Neyer is now a pitch-framing believer. “When those studies started to appear it was a humbling moment for me,” he says. In 2015, he wrote a piece for Fox Sports in which he reported that major leaguers had been extoling the virtues of pitch framing since at least the 1950s, with McCarver himself explaining the technique as far back as 1972. The old-timers had been first, and in this case they had been right.
Two decades after he started writing about baseball on the internet, Neyer says everything about the game seems more complicated than it did back then. Two years ago, Bill James told Joe Posnanski that he “groans whenever he hears people discount leadership or team chemistry or heart because they cannot find such things in the data. He has done this himself in the past … and regrets it.” In 2004, James published an article titled “Underestimating the Fog” in which he argued that the absence of evidence is not evidence of absence. As a consequence, he wrote, “a wide range of conclusions in sabermetrics may be unfounded,” including that clutch hitting is not a repeatable skill, that batters don’t have hot streaks, and that catchers can’t influence a pitcher’s earned run average.

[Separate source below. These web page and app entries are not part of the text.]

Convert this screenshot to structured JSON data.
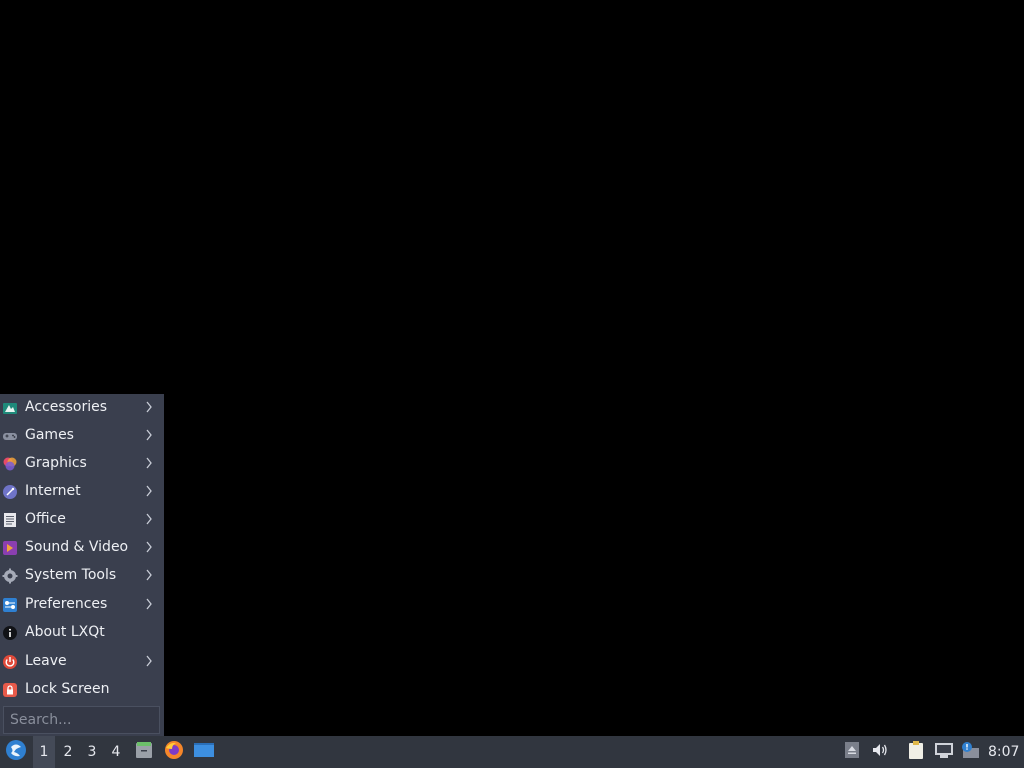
{
  "menu": {
    "items": [
      {
        "label": "Accessories",
        "icon": "accessories-icon",
        "submenu": true
      },
      {
        "label": "Games",
        "icon": "gamepad-icon",
        "submenu": true
      },
      {
        "label": "Graphics",
        "icon": "graphics-icon",
        "submenu": true
      },
      {
        "label": "Internet",
        "icon": "internet-icon",
        "submenu": true
      },
      {
        "label": "Office",
        "icon": "office-icon",
        "submenu": true
      },
      {
        "label": "Sound & Video",
        "icon": "multimedia-icon",
        "submenu": true
      },
      {
        "label": "System Tools",
        "icon": "gear-icon",
        "submenu": true
      },
      {
        "label": "Preferences",
        "icon": "preferences-icon",
        "submenu": true
      },
      {
        "label": "About LXQt",
        "icon": "info-icon",
        "submenu": false
      },
      {
        "label": "Leave",
        "icon": "power-icon",
        "submenu": true
      },
      {
        "label": "Lock Screen",
        "icon": "lock-icon",
        "submenu": false
      }
    ],
    "search_placeholder": "Search..."
  },
  "taskbar": {
    "workspaces": [
      "1",
      "2",
      "3",
      "4"
    ],
    "active_workspace": "1",
    "quicklaunch": [
      "file-manager-icon",
      "firefox-icon",
      "show-desktop-icon"
    ],
    "tray": [
      "eject-icon",
      "volume-icon",
      "clipboard-icon",
      "network-icon",
      "notification-icon"
    ],
    "clock": "8:07"
  },
  "colors": {
    "desktop": "#000000",
    "menu_bg": "#3a3f4e",
    "taskbar_bg": "#31363f",
    "accent": "#2f80d1"
  }
}
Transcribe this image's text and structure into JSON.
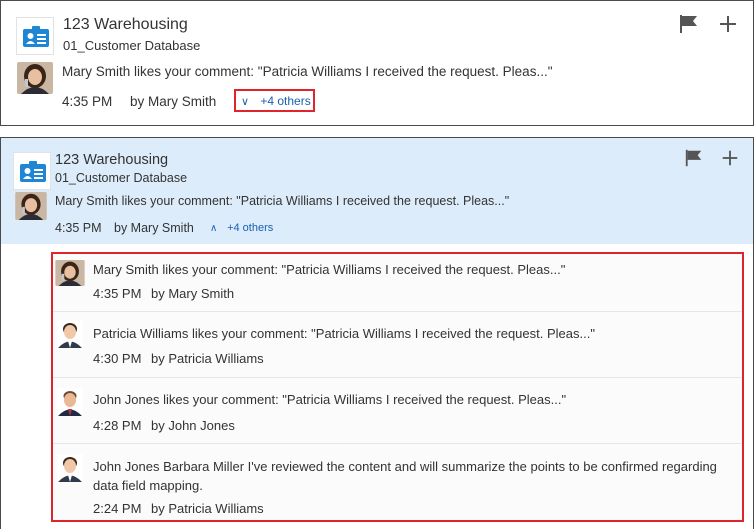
{
  "top_card": {
    "app_name": "123 Warehousing",
    "app_sub": "01_Customer Database",
    "message": "Mary Smith likes your comment: \"Patricia Williams I received the request. Pleas...\"",
    "time": "4:35 PM",
    "by": "by Mary Smith",
    "others_label": "+4 others",
    "others_chevron": "∨"
  },
  "bottom_card": {
    "app_name": "123 Warehousing",
    "app_sub": "01_Customer Database",
    "message": "Mary Smith likes your comment: \"Patricia Williams I received the request. Pleas...\"",
    "time": "4:35 PM",
    "by": "by Mary Smith",
    "others_label": "+4 others",
    "others_chevron": "∧",
    "items": [
      {
        "message": "Mary Smith likes your comment: \"Patricia Williams I received the request. Pleas...\"",
        "time": "4:35 PM",
        "by": "by Mary Smith",
        "avatar": "woman-avatar"
      },
      {
        "message": "Patricia Williams likes your comment: \"Patricia Williams I received the request. Pleas...\"",
        "time": "4:30 PM",
        "by": "by Patricia Williams",
        "avatar": "young-man-avatar"
      },
      {
        "message": "John Jones likes your comment: \"Patricia Williams I received the request. Pleas...\"",
        "time": "4:28 PM",
        "by": "by John Jones",
        "avatar": "man-avatar"
      },
      {
        "message": "John Jones Barbara Miller I've reviewed the content and will summarize the points to be confirmed regarding data field mapping.",
        "time": "2:24 PM",
        "by": "by Patricia Williams",
        "avatar": "young-man-avatar"
      }
    ]
  },
  "icons": {
    "app": "address-card-icon",
    "flag": "flag-icon",
    "add": "plus-icon"
  },
  "colors": {
    "accent_link": "#1a5fb4",
    "highlight_border": "#e0242c",
    "expanded_header": "#dcecfb",
    "app_icon_blue": "#1f86d6"
  }
}
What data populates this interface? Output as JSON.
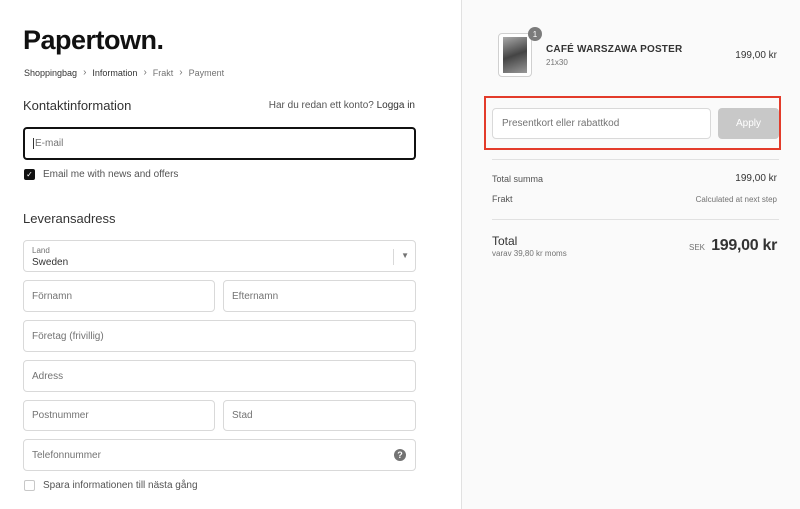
{
  "brand": {
    "logo": "Papertown."
  },
  "breadcrumb": [
    {
      "label": "Shoppingbag",
      "muted": false
    },
    {
      "label": "Information",
      "muted": false
    },
    {
      "label": "Frakt",
      "muted": true
    },
    {
      "label": "Payment",
      "muted": true
    }
  ],
  "contact": {
    "title": "Kontaktinformation",
    "login_prompt": "Har du redan ett konto?",
    "login_link": "Logga in",
    "email_placeholder": "E-mail",
    "newsletter_label": "Email me with news and offers",
    "newsletter_checked": true
  },
  "shipping": {
    "title": "Leveransadress",
    "country_label": "Land",
    "country_value": "Sweden",
    "first_name": "Förnamn",
    "last_name": "Efternamn",
    "company": "Företag (frivillig)",
    "address": "Adress",
    "postal_code": "Postnummer",
    "city": "Stad",
    "phone": "Telefonnummer",
    "save_info_label": "Spara informationen till nästa gång",
    "save_info_checked": false
  },
  "summary": {
    "product": {
      "quantity": "1",
      "name": "CAFÉ WARSZAWA POSTER",
      "variant": "21x30",
      "price": "199,00 kr"
    },
    "discount": {
      "placeholder": "Presentkort eller rabattkod",
      "apply_label": "Apply"
    },
    "subtotal_label": "Total summa",
    "subtotal_value": "199,00 kr",
    "shipping_label": "Frakt",
    "shipping_value": "Calculated at next step",
    "total_label": "Total",
    "tax_note": "varav 39,80 kr moms",
    "currency": "SEK",
    "total_value": "199,00 kr"
  },
  "colors": {
    "highlight_border": "#e33b2a",
    "apply_button": "#c8c8c8",
    "focus_border": "#111111"
  }
}
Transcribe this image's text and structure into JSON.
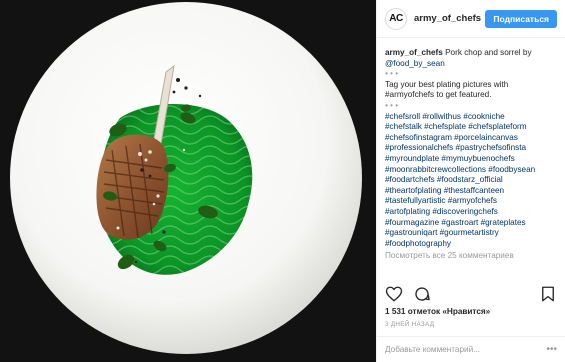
{
  "header": {
    "avatar_text": "AC",
    "username": "army_of_chefs",
    "follow_label": "Подписаться"
  },
  "caption": {
    "username": "army_of_chefs",
    "text": "Pork chop and sorrel by",
    "mention": "@food_by_sean",
    "dots1": "• • •",
    "tag_line_1": "Tag your best plating pictures with",
    "tag_line_2": "#armyofchefs to get featured.",
    "dots2": "• • •"
  },
  "hashtags": [
    "#chefsroll #rollwithus #cookniche",
    "#chefstalk #chefsplate #chefsplateform",
    "#chefsofinstagram #porcelaincanvas",
    "#professionalchefs #pastrychefsofinsta",
    "#myroundplate #mymuybuenochefs",
    "#moonrabbitcrewcollections #foodbysean",
    "#foodartchefs #foodstarz_official",
    "#theartofplating #thestaffcanteen",
    "#tastefullyartistic #armyofchefs",
    "#artofplating #discoveringchefs",
    "#fourmagazine #gastroart #grateplates",
    "#gastrouniqart #gourmetartistry",
    "#foodphotography"
  ],
  "view_all_comments": "Посмотреть все 25 комментариев",
  "likes": "1 531 отметок «Нравится»",
  "time_ago": "3 ДНЕЙ НАЗАД",
  "comment_placeholder": "Добавьте комментарий...",
  "more_options": "•••",
  "icons": {
    "like": "heart-icon",
    "comment": "comment-icon",
    "save": "bookmark-icon"
  },
  "colors": {
    "follow_button": "#3897f0",
    "link": "#003569",
    "muted": "#999999",
    "sauce_green": "#0fa02a"
  }
}
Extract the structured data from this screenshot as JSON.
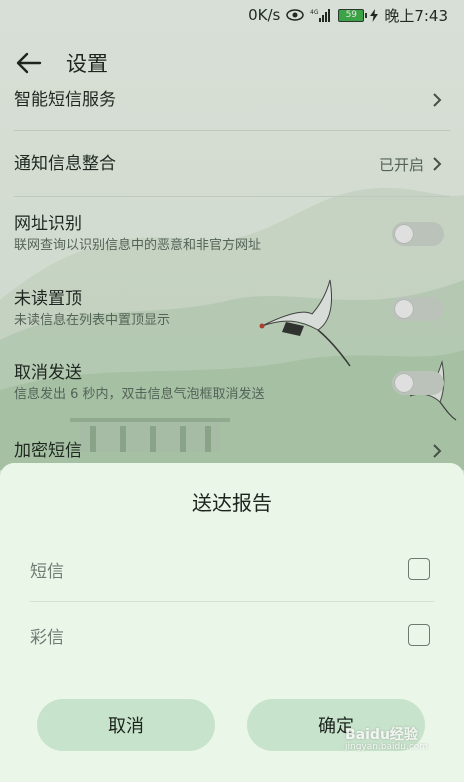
{
  "status_bar": {
    "network_speed": "0K/s",
    "signal_label": "4G",
    "battery_level": "59",
    "time": "晚上7:43"
  },
  "header": {
    "back_icon": "arrow-left-icon",
    "title": "设置"
  },
  "settings": [
    {
      "title": "智能短信服务",
      "subtitle": "",
      "control": "chevron",
      "value": ""
    },
    {
      "title": "通知信息整合",
      "subtitle": "",
      "control": "chevron",
      "value": "已开启"
    },
    {
      "title": "网址识别",
      "subtitle": "联网查询以识别信息中的恶意和非官方网址",
      "control": "toggle",
      "state": "off"
    },
    {
      "title": "未读置顶",
      "subtitle": "未读信息在列表中置顶显示",
      "control": "toggle",
      "state": "off"
    },
    {
      "title": "取消发送",
      "subtitle": "信息发出 6 秒内，双击信息气泡框取消发送",
      "control": "toggle",
      "state": "off"
    },
    {
      "title": "加密短信",
      "subtitle": "",
      "control": "chevron",
      "value": ""
    }
  ],
  "dialog": {
    "title": "送达报告",
    "options": [
      {
        "label": "短信",
        "checked": false
      },
      {
        "label": "彩信",
        "checked": false
      }
    ],
    "cancel_label": "取消",
    "confirm_label": "确定"
  },
  "watermark": {
    "text": "Baidu经验",
    "sub": "jingyan.baidu.com"
  },
  "colors": {
    "background": "#eef5ec",
    "dialog": "#e9f6e8",
    "button": "#c8e3cb",
    "toggle_off": "#cfd6cf"
  }
}
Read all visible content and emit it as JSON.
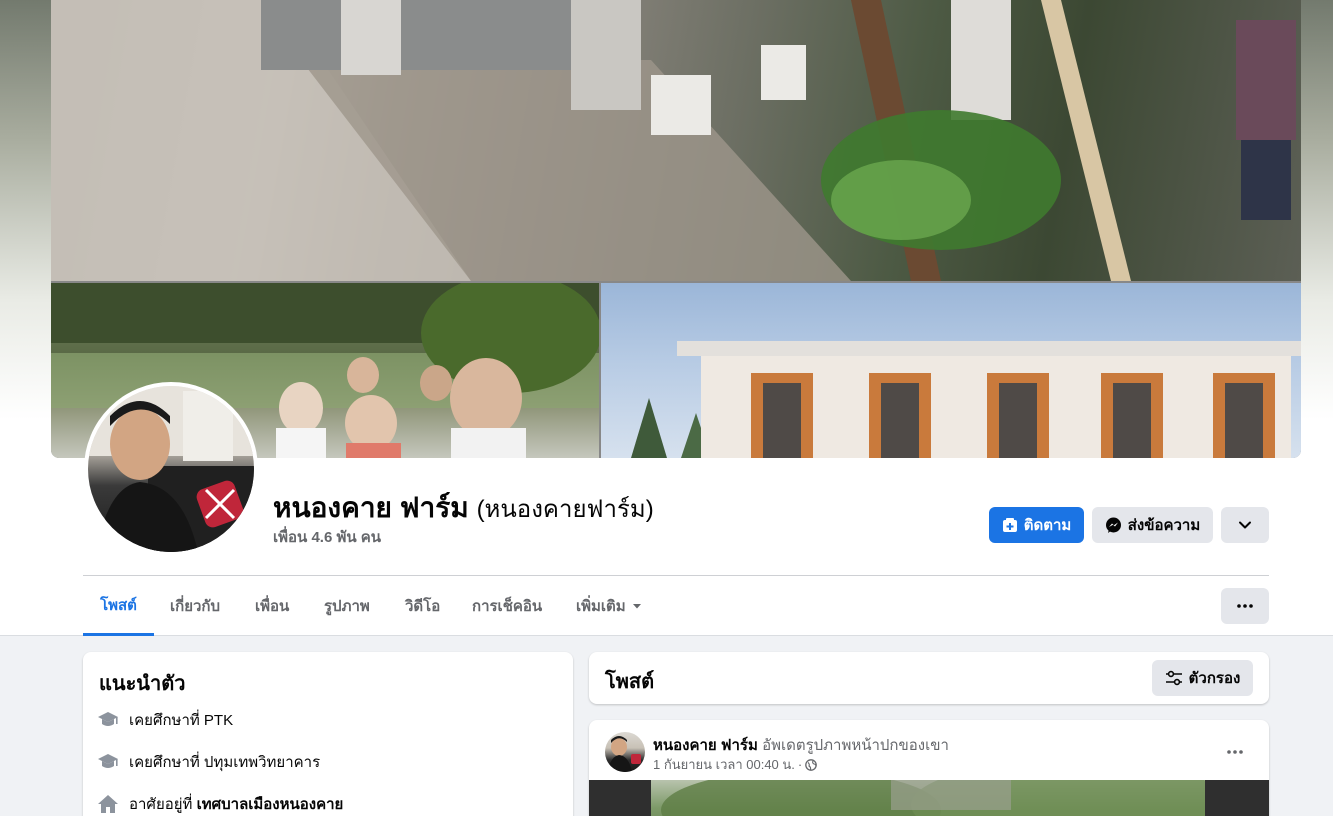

James has already been vindicated on the question of catchers’ defense, and a recent study of the “hot hand” in basketball suggests streaks in sports do exist after all. Sam Miller, who’s leaving his perch as editor in chief of Baseball Prospectus to join ESPN, tells me he can’t actually think of very many things smart baseball analysts believed 15 years ago that they still think are true today. The biggest difference between 2001 and 2016, Miller says, is that the jocks and the nerds are working together. Dan Turkenkopf, Max Marchi, and Mike Fast—the researchers who helped document the size of the pitch-framing effect—now work for the Milwaukee Brewers, Cleveland Indians, and Houston Astros, respectively. And knowledge isn’t just flowing from analysts to teams. “If you ask all the nerds in all the front offices, there’s a lot of respect for what people who played the game know about this stuff,” Miller says. For his part, Neyer says his pitch-framing screw-up makes him “more hesitant to say someone is wrong about something, especially if it’s players who’ve been in the game for so long. If the same people are saying chemistry matters, I think we’re smartly slower to dismiss it.”
Joe Morgan outlasted Fire Joe Morgan. The sabermetrics-hating announcer called his last Sunday Night Baseball game for ESPN in 2010. The website shut down on Nov. 13, 2008, when Schur, Yang, and King could no longer “ignore entreaties from [their] friends and loved ones to please God stop blogging about Bill Plaschke.” Many of the stats the Fire Joe Morgan crew cited are now considered outdated. Some of their deeply held beliefs no longer seem true. But they won and Joe Morgan lost because they didn’t see 2005—or 1975 or 2035—as the end point of all baseball knowledge. The jocks vs. nerds dynamic that took root in the 1990s and 2000s encouraged smart people to pick sides when the meaningful divide was the curious vs. incurious. A few years from now, we may well learn that everything we thought we knew about pitch framing was wrong. It will be humbling and it will be glorious, and people like Mike Schur and Rob Neyer will be happy to be proven wrong yet again.